Set from late 1925 to late 1927, the novel includes detailed descriptions of Sam and Fran's tours across Europe. In the beginning they leave their mid-Western hometown of Zenith, board a steam liner in New York and cross the Atlantic Ocean. Their first stop is England. They visit the sights in London and are invited by Major Clyde Lockert to join a weekend trip to the countryside. Later on, when Lockert has made an indecent proposal to Fran, they depart for Paris, where she soon engages in a busy social life and he takes up sightseeing. When Sam decides to go back to America for his college reunion in New Haven, Fran spends the summer months on the lakes near Montreux and Stresa, where she has a romance with Arnold Israel. Once Sam has picked her up in Paris, they agree to continue their travels together, touring France, Italy, Spain, Austria, Hungary and Germany. Their marriage comes to an end, when she falls in love with Kurt von Obersdorf in Berlin. Whereas she stays on with her new love, he criss-crosses Europe in an attempt to cope with his new situation. When Sam happens to run into Edith in Venice, she persuades him to accompany her on a visit to a village in the vicinity of Naples. As Fran's fiancé calls off the wedding, Sam joins his former wife on her voyage back to New York. Only three days later he is back on the next ship to meet Edith in Paris.

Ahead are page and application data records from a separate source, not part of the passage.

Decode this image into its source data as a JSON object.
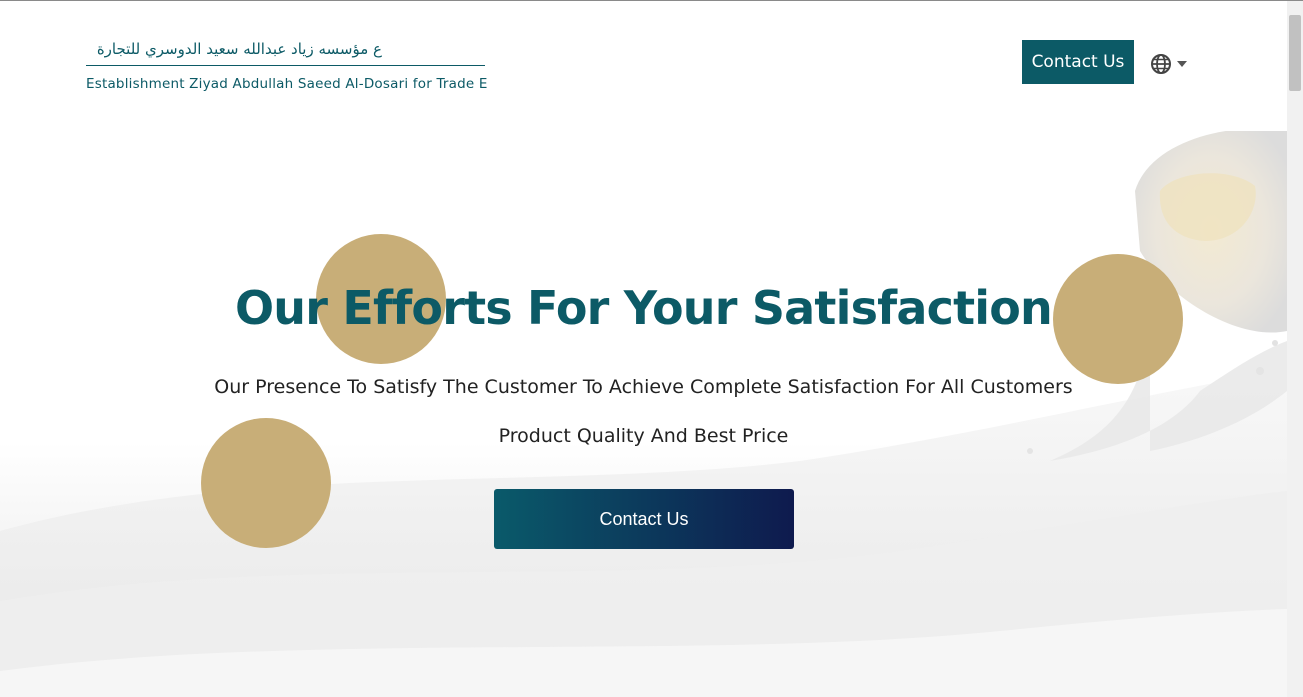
{
  "header": {
    "logo_ar": "ع مؤسسه زياد عبدالله سعيد الدوسري للتجارة",
    "logo_en": "Establishment Ziyad Abdullah Saeed Al-Dosari for Trade E",
    "contact_label": "Contact Us",
    "language_icon": "globe-icon"
  },
  "hero": {
    "title": "Our Efforts For Your Satisfaction",
    "subtitle_1": "Our Presence To Satisfy The Customer To Achieve Complete Satisfaction For All Customers",
    "subtitle_2": "Product Quality And Best Price",
    "cta_label": "Contact Us"
  },
  "colors": {
    "brand": "#0c5a66",
    "gold": "#c8ae78",
    "cta_gradient_end": "#0e1a4e"
  }
}
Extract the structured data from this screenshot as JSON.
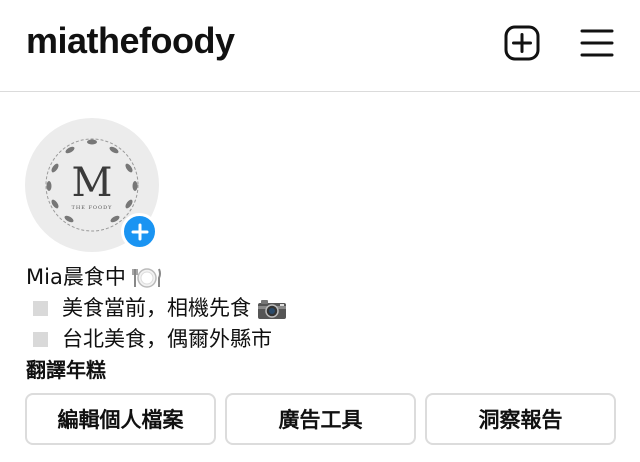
{
  "header": {
    "username": "miathefoody",
    "new_post_icon": "plus-square-icon",
    "menu_icon": "hamburger-menu-icon"
  },
  "profile": {
    "avatar_letter": "M",
    "avatar_caption": "THE FOODY",
    "add_story_icon": "plus-icon",
    "accent_color": "#1a94f2"
  },
  "bio": {
    "name": "Mia晨食中",
    "name_emoji": "plate-cutlery-icon",
    "lines": [
      {
        "text": "美食當前，相機先食",
        "emoji": "camera-icon"
      },
      {
        "text": "台北美食，偶爾外縣市"
      }
    ],
    "translate_label": "翻譯年糕"
  },
  "actions": {
    "edit_profile": "編輯個人檔案",
    "ad_tools": "廣告工具",
    "insights": "洞察報告"
  }
}
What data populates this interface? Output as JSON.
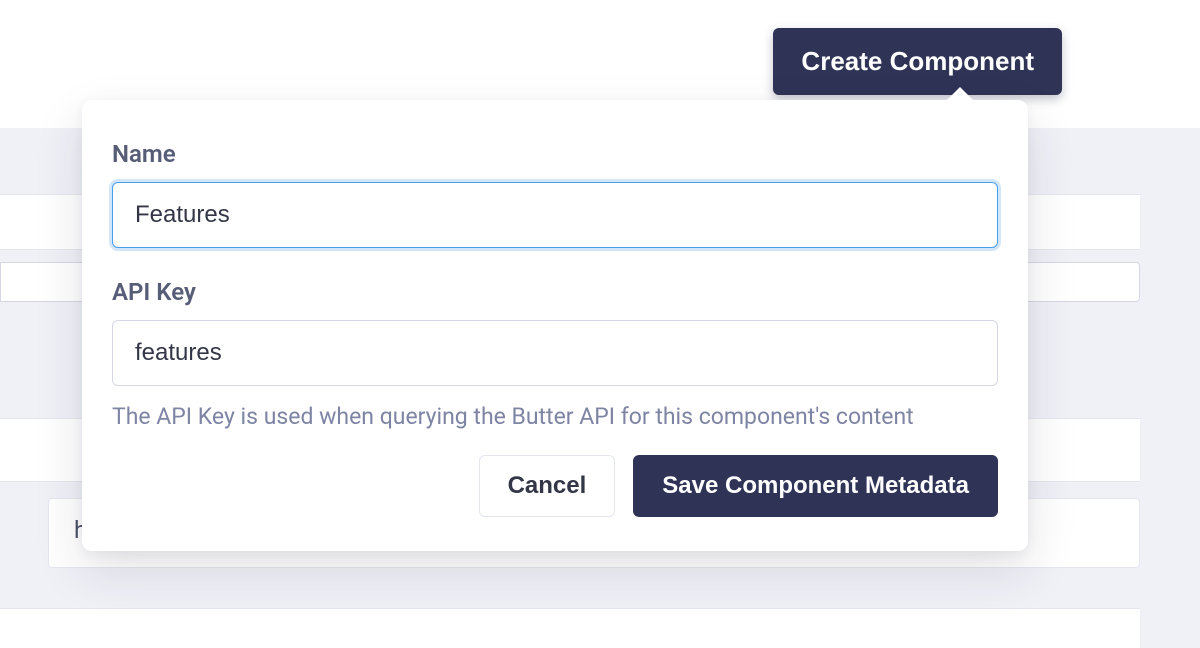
{
  "header": {
    "create_label": "Create Component"
  },
  "modal": {
    "name_label": "Name",
    "name_value": "Features",
    "apikey_label": "API Key",
    "apikey_value": "features",
    "apikey_help": "The API Key is used when querying the Butter API for this component's content",
    "cancel_label": "Cancel",
    "save_label": "Save Component Metadata"
  },
  "background": {
    "stray_char": "h"
  }
}
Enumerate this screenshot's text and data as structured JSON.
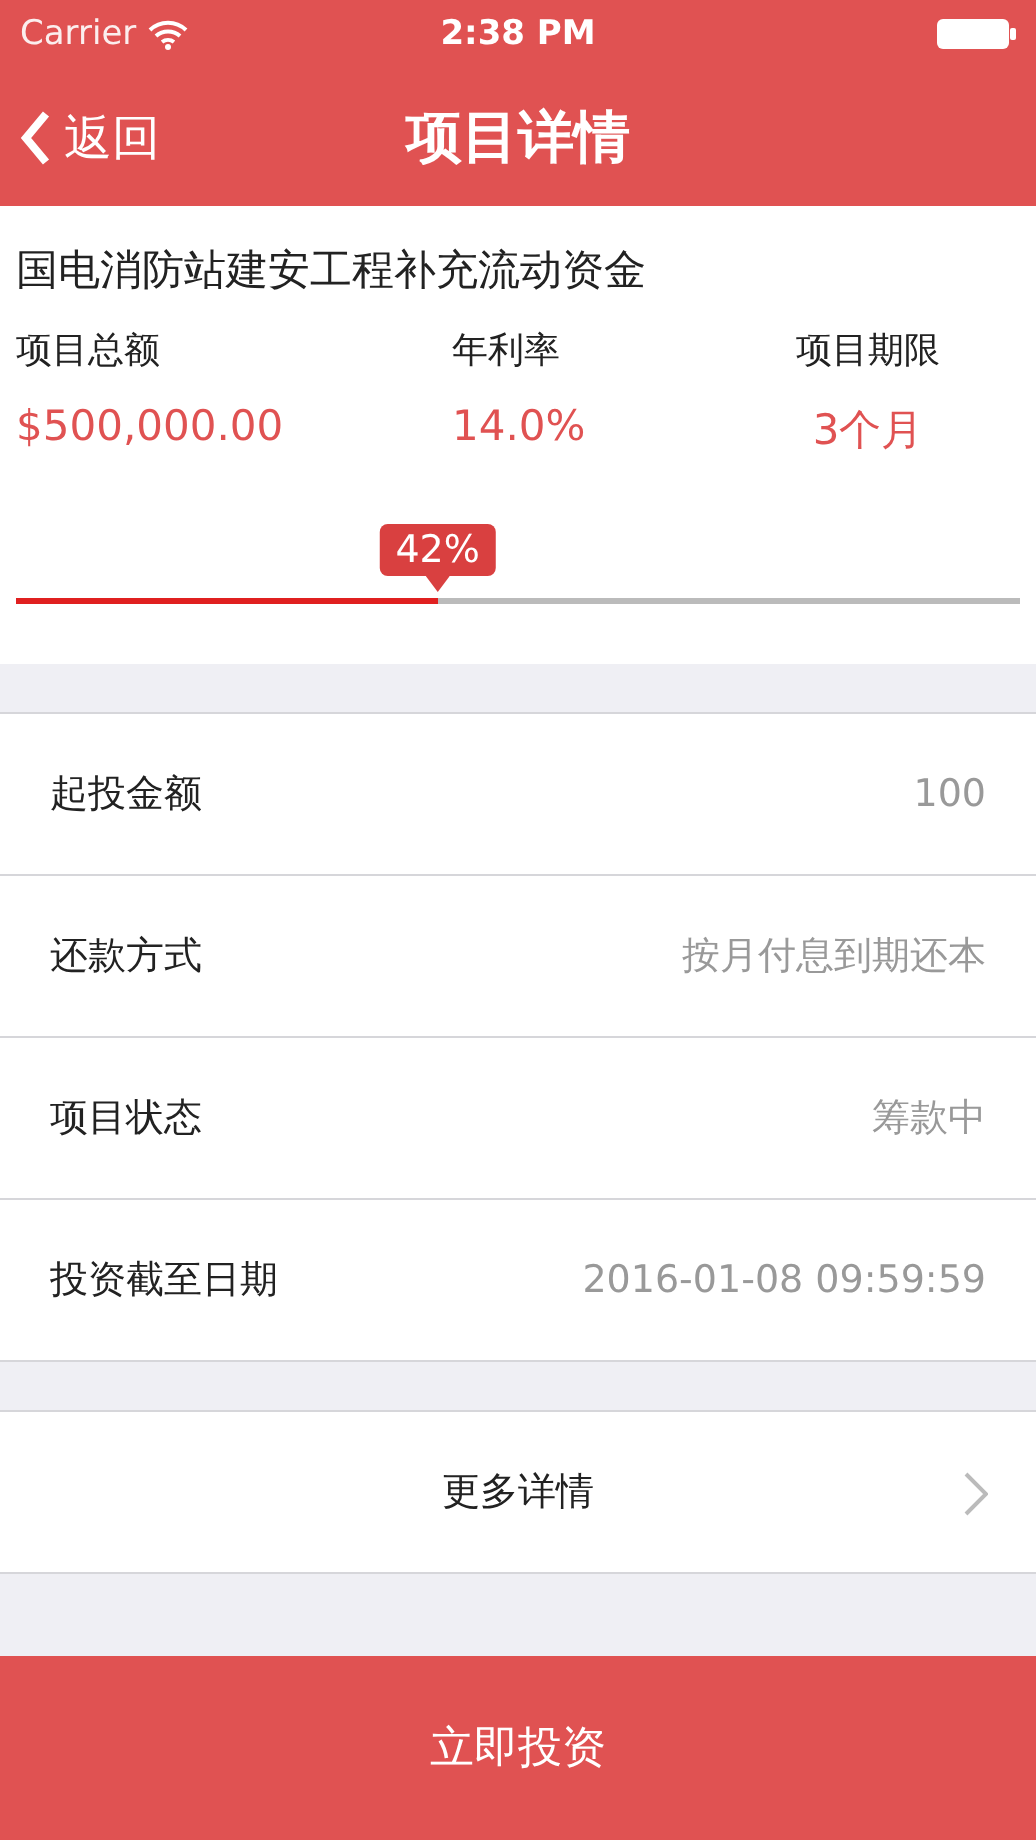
{
  "status_bar": {
    "carrier": "Carrier",
    "time": "2:38 PM"
  },
  "nav": {
    "back": "返回",
    "title": "项目详情"
  },
  "project": {
    "name": "国电消防站建安工程补充流动资金",
    "stats": [
      {
        "label": "项目总额",
        "value": "$500,000.00"
      },
      {
        "label": "年利率",
        "value": "14.0%"
      },
      {
        "label": "项目期限",
        "value": "3个月"
      }
    ],
    "progress": {
      "level": 0.42,
      "reading": "42%"
    }
  },
  "details": [
    {
      "label": "起投金额",
      "value": "100"
    },
    {
      "label": "还款方式",
      "value": "按月付息到期还本"
    },
    {
      "label": "项目状态",
      "value": "筹款中"
    },
    {
      "label": "投资截至日期",
      "value": "2016-01-08 09:59:59"
    }
  ],
  "more": {
    "label": "更多详情"
  },
  "invest_button": "立即投资"
}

The schematic itinerary of Sam and Fran Dodsworth's travels across Europe from late 1925 to late 1927

Adaptations[edit]

The novel was adapted for the stage in 1934 by Sidney Howard and filmed in 1936 by William Wyler. It also provided the basis for a 1950 British television drama starring Ruth Chatterton and Walter Abel, and a 1995 musical adaptation that was staged in Fort Worth, Texas with Hal Linden and Dee Hoty.[2]

References[edit]

  1. ^ Wenzl, Bernhard. "American Expatriates in Interwar Europe: Sinclair Lewis's Dodsworth". In: The Sinclair Lewis Society Newsletter. Vol. 20 (1), Fall 2011, 3 & 15-19.
  2. ^ "Dodsworth review". Variety.com. 1995-10-29. Retrieved 2011-09-12.